The Chicago River, long relegated to glorified sewage ditch, is poised to get a lot less disgusting. The water reclamation district, under pressure from state and federal environmental regulators, has agreed to start disinfecting the effluent that makes up most of the river system’s water. That represents a big about-face for the agency and a victory for environmentalists and river users (though the cost to homeowners, who will finance much of the project, remains a big question mark). The agency also recently agreed to curb discharges of raw sewage into the river by committing to a timetable for completing the deep tunnel and reservoir project and beefing up green infrastructure. It will still be years before you can swim in the river without a Purell bath afterwards, but this year clearly marked a basic shift in how the region thinks about its waterways.

1. The passing of the Tevatron

For decades, Fermilab’s big particle collider kept the Chicago area (and the United States) at the frontier of high-energy physics. Finally, this year, scientists pulled the plug on one of the most remarkable machines ever constructed. The Tevatron gave scientists a clear look at the top quark, a fundamental building block of matter that had long eluded detection. It yielded a trove of insights into how the tiniest particles behave, pushed forward the search for the mysterious Higgs Boson, advanced superconducting technology and seeded its eventual usurper, the Large Hadron Collider. There’s lots more cutting-edge research unfolding at Fermilab, but its longtime crown jewel is now an artifact on the prairie.

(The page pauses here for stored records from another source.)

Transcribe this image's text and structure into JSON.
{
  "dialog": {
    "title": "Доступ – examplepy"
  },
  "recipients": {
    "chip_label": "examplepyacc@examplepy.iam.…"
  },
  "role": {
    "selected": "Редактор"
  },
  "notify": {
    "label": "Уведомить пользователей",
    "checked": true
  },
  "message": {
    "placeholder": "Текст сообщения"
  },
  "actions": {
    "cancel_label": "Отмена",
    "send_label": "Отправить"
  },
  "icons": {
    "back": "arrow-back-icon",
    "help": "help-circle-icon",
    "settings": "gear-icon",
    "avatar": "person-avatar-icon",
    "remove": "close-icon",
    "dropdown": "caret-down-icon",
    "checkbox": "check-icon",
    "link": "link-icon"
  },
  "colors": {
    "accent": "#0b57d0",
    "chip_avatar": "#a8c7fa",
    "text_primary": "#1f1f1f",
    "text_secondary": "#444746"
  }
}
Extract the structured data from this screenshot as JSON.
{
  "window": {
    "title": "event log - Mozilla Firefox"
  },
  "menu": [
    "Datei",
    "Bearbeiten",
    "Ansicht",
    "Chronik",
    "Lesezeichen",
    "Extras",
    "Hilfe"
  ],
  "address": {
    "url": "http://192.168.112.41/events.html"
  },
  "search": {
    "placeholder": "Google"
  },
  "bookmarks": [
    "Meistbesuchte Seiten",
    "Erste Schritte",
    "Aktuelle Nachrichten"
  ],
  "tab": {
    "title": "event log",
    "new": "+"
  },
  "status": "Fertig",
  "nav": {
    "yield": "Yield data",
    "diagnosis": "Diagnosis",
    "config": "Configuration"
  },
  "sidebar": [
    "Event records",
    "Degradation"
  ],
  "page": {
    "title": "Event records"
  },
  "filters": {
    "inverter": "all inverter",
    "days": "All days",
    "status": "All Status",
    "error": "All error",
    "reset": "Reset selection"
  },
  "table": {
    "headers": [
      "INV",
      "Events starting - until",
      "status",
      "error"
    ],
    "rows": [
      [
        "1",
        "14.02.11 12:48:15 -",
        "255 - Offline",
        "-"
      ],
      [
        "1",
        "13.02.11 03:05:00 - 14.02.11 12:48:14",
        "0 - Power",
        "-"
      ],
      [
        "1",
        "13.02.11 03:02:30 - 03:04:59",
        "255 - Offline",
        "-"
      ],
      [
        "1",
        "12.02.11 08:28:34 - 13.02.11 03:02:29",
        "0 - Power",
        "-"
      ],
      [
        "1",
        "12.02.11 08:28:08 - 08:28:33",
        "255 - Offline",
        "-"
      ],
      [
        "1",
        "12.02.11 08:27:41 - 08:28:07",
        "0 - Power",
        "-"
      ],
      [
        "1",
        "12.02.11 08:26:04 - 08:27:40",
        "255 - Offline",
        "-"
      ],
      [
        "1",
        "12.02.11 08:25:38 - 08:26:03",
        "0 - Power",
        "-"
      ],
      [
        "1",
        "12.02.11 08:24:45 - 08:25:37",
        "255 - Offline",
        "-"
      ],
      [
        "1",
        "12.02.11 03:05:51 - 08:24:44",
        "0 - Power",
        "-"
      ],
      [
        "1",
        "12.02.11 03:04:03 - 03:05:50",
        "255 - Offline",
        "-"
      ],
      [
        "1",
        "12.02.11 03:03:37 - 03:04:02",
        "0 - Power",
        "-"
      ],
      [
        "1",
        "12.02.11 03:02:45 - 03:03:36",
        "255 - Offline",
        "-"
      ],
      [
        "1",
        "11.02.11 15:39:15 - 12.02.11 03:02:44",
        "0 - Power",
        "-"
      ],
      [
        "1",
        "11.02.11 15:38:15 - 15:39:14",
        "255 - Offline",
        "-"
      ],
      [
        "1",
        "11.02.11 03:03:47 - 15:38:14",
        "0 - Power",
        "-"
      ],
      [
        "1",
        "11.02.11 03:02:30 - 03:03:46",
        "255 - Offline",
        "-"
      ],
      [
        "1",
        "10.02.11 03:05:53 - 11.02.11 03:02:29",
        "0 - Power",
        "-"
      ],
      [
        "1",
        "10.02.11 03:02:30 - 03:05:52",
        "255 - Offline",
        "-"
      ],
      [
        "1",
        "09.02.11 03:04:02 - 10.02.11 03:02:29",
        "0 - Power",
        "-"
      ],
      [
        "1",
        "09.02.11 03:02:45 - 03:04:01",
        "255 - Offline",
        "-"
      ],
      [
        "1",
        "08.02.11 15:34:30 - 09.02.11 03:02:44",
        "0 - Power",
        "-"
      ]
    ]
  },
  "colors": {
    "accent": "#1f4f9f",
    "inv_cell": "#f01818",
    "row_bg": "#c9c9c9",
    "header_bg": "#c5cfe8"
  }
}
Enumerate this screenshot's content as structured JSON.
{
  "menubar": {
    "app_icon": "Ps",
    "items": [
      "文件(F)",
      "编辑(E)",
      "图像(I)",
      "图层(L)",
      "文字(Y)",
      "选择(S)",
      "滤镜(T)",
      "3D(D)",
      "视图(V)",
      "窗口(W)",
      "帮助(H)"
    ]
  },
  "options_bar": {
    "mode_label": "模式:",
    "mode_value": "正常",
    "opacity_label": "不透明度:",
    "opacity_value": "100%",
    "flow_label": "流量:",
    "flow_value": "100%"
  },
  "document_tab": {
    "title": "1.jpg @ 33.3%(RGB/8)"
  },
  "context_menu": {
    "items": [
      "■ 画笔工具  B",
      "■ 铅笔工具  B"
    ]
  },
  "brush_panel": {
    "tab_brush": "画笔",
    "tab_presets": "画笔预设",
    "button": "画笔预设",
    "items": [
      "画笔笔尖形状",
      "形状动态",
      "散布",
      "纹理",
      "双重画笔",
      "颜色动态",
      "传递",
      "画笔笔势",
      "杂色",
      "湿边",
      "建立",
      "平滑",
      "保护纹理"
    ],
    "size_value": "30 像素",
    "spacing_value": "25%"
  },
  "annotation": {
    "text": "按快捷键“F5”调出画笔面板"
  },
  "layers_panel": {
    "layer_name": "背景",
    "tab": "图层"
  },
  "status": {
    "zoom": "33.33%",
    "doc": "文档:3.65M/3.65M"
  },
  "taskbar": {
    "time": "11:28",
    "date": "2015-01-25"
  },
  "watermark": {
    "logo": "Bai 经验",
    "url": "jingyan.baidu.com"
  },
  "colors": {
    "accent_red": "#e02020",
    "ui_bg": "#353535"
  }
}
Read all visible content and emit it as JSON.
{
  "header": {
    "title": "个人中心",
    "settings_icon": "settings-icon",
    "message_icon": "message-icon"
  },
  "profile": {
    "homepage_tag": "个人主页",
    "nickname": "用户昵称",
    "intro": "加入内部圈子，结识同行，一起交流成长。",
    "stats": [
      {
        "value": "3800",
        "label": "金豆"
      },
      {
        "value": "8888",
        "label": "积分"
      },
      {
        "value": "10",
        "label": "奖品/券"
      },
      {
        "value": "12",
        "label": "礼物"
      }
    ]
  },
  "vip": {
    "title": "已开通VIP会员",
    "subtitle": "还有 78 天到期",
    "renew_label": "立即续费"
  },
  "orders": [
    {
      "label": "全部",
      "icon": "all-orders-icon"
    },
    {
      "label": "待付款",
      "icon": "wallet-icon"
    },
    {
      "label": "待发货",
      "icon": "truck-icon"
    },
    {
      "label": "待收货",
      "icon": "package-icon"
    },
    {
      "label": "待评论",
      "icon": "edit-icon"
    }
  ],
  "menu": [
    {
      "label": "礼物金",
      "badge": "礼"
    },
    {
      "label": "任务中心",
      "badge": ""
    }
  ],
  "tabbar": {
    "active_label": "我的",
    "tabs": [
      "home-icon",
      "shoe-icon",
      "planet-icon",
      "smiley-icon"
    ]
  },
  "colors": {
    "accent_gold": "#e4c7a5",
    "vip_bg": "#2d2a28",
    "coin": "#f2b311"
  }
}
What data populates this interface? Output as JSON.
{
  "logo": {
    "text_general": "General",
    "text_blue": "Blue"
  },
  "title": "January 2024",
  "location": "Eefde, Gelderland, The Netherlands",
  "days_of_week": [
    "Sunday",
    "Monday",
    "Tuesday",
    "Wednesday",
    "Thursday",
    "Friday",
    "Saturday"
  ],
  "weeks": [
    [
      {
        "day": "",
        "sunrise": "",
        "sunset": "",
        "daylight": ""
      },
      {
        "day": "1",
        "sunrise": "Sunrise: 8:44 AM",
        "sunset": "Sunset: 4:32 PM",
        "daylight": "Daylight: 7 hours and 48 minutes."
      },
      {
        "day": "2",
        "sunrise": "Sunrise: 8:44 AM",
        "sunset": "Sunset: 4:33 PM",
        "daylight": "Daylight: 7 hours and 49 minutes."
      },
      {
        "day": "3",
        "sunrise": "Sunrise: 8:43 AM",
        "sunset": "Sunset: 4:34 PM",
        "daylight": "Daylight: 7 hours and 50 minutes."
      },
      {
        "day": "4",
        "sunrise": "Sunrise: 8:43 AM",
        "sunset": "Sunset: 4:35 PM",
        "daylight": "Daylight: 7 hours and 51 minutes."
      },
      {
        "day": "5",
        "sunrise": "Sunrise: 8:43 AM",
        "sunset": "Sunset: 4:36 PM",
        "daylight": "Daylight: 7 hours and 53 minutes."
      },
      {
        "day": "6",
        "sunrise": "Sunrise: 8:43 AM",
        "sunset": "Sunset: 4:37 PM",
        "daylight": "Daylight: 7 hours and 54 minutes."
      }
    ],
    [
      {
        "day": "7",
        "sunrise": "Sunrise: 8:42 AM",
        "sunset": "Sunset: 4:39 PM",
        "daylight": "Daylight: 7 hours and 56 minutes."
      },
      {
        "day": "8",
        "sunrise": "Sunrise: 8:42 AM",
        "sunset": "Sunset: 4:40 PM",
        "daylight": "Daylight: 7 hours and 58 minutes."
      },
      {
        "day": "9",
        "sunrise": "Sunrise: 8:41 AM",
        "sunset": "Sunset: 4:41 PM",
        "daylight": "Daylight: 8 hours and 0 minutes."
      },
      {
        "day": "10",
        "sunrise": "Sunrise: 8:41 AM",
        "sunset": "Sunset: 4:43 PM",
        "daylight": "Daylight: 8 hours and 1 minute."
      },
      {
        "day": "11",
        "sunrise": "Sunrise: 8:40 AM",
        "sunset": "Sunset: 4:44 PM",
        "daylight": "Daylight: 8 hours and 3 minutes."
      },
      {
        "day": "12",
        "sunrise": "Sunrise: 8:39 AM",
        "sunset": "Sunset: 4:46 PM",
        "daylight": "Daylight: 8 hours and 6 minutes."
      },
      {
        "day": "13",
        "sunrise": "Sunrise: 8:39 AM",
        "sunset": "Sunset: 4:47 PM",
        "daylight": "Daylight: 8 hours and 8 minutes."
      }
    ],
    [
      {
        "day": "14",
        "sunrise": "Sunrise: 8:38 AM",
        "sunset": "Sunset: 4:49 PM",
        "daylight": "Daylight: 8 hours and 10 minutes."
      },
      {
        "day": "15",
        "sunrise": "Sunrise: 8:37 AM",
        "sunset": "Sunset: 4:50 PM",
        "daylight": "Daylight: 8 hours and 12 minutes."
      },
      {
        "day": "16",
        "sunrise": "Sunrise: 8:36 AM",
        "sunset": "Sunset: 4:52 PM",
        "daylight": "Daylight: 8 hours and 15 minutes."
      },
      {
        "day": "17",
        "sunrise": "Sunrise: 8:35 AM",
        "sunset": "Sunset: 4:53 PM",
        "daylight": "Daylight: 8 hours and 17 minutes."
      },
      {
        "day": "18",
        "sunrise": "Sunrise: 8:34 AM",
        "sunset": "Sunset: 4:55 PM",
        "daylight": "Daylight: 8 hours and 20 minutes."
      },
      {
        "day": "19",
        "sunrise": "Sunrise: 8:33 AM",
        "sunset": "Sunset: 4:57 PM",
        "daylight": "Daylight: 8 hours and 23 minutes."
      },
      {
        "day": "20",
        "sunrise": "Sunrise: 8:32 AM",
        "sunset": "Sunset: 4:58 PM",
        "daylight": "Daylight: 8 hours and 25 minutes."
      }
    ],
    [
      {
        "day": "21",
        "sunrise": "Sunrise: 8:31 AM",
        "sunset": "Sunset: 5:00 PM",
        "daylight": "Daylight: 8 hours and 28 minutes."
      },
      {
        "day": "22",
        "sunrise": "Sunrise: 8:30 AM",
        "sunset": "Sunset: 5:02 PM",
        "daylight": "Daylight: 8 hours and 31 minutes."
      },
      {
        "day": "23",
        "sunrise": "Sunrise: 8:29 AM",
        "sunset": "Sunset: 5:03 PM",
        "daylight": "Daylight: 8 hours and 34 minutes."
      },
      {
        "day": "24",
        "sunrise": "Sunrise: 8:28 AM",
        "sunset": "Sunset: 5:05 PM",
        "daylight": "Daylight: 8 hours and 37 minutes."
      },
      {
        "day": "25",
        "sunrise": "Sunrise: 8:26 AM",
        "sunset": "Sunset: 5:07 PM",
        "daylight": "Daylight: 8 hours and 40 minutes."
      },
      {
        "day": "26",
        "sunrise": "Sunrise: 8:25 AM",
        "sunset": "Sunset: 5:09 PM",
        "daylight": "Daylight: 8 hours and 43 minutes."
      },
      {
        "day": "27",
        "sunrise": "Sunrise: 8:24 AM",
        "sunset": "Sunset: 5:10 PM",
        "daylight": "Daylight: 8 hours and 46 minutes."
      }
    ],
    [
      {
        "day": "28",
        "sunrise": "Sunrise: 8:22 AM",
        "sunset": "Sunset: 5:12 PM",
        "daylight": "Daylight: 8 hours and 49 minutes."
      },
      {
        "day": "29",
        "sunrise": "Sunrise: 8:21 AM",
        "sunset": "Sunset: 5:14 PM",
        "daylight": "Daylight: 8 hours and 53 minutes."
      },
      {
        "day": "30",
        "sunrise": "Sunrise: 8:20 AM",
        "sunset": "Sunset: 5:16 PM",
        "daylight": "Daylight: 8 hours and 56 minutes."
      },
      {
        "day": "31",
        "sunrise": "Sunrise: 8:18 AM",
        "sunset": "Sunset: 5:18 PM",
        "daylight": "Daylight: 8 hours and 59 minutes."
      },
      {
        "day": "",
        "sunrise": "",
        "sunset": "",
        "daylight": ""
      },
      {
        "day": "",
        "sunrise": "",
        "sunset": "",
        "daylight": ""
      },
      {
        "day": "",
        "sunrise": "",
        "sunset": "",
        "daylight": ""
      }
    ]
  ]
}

There you have it, 2011. Clever Apes will be back next year with lots more from the fascinating, odd and deeply human world of Chicago-area science. As always, don’t forget to subscribe to our podcast, follow us on Twitter, and find us on Facebook.